What’s on your plate?

What’s on your plate?

Thursday, 04 March 2021

To mark Eating Disorder’s Week 2021, Clinicians and Youth Advisory Panel from our Jigsaw service in Donegal have joined forces to bring you tips for healthy eating habits.

When you have a lot on your plate, it can mean that you feel like you have a lot on your mind. Common concerns that young people would come to our Jigsaw services about are worrying about school, relationships, exams or finances.

Over the years, young people’s routines and eating habits have changed significantly. Some people may notice their eating habits change when they feel anxious or overwhelmed. For Eating Disorder’s Week 2021, we are focusing on Jigsaw’s 5 a day for mental health and how it can relate to the promotion of healthy eating habits.

Changing eating habits

From a very young age, we are told about the importance of food and nourishing our bodies to help us grow big and strong physically. What we might not realise is that this message rings true for our mental health too. We also need food to nourish our brains and help us grow strong mentally.

Sometimes though, when we’re not feeling so good our eating habits are one of the first things to change. We’re hearing from young people how the pandemic has affected their eating habits. Some might be thinking about the effects of what they eat on their body image or how they see themselves. Others may have fallen out of routine with their eating habits or their eating routine has changed within their home.

The impact of changing eating habits

The impact of these changes can then be seen in a person’s energy levels and ability to complete the things they want and need to do. It can heighten feelings of anxiety and stress and on occasions make us feel more irritated or as some people call it ‘Hangry’. When we don’t get the nutrients and vitamins that we need to be nourished or eat too much of others like sugar- this can affect our mood and how we feel in ourselves. Food gives us energy (like a car needs diesel). Our body needs energy.

It needs energy to be able to get up and move about. It needs energy to think or make sense of stressful situations. It needs energy to repair our body’s cells. When we eat sugary foods it gives us that burst of energy, but alas, it’s short lived. That’s why a balanced diet of carbs, fats, proteins, sugars etc is recommended to give us a more consistent balance and longer lasting energy. Think of it like this, what we eat can affect our mood but our mood can affect what we eat also.

Tips to help with eating habits

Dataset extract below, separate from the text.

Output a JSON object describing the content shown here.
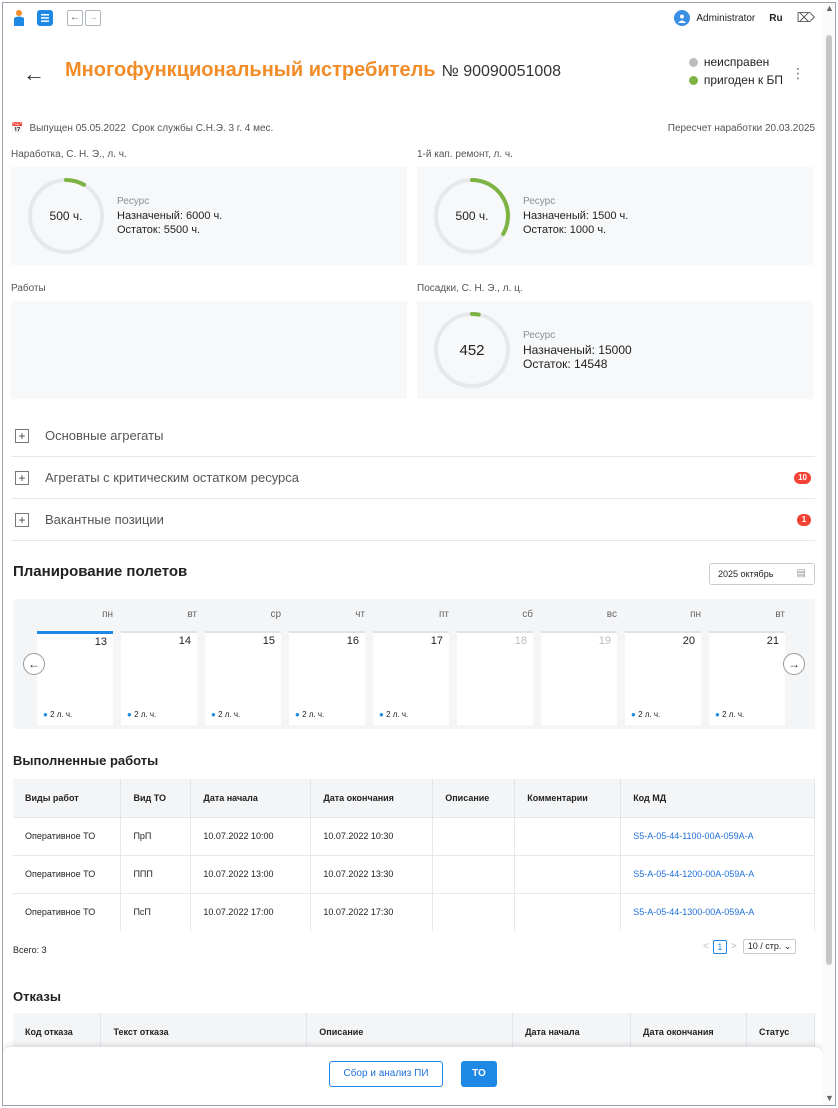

One important thing is trying to get into a routine with your eating. This allows your body to know when to expect food. We often recommend 3 meals and 2 snacks a day, but this can be more if you are very physically active.

For some, breakfast can be a hard meal to eat but it is very important as it replenishes the body after a period of fasting in order to face the day ahead. Planning and preparing what you’re going to eat over the week and maybe choosing healthier foods or snacks is a good way to form a routine.

So, much like we are recommended to get our five portions of fruit and vegetables per day, we can think about our 5 a day for good mental health and how it relates to our eating habits.

An image of fresh fruit and vegetables


  • Have scheduled meals with family or friends a few times a week sitting at a table
  • Help out in the kitchen connecting with a friend or family member in making a meal
  • Join a cook along online and create a dish with others.

Be active

  • Get out and collect the ingredients for a meal, local supermarket, green grocer.
  • Try growing your own produce (I hear it’s a good time to plant potatoes)
  • Forage for your own produce.

Take notice

  • Notice your eating habits and routines. Are you eating enough in the day or too much? How do you feel before and after you eat? What type of foods do you like to eat or not like to eat? Does your mood affect what you eat?
  • Notice what’s on your plate and the journey it may have taken to get there
  • Try mindfully eating your food: notice the smells, tastes, textures, temperature and your bodies response to eating the food.


  • Share your recipes with others
  • Take an evening to cook a meal for your family or friends. Maybe set yourself the challenge try out different foods/recipes from around the world
  • Help others to learn how to cook.

Keep learning:  

  • Learn new ideas or recipes
  • Learn about what food you need to nourish your body and mind
  • Take time out to learn about the journey of your food from farm to fork.


Additional support

If you’re finding that lockdown is having a negative effect on your relationship with food or your own body, it could be good to talk to someone about it. You can speak with a member of the Jigsaw team through our 1.1 Live Chat service.

Read more about eating habits and difficult relationships with food here.

Check out these resources if you are concerned about your eating habits, healthy eating and body image:

You may also like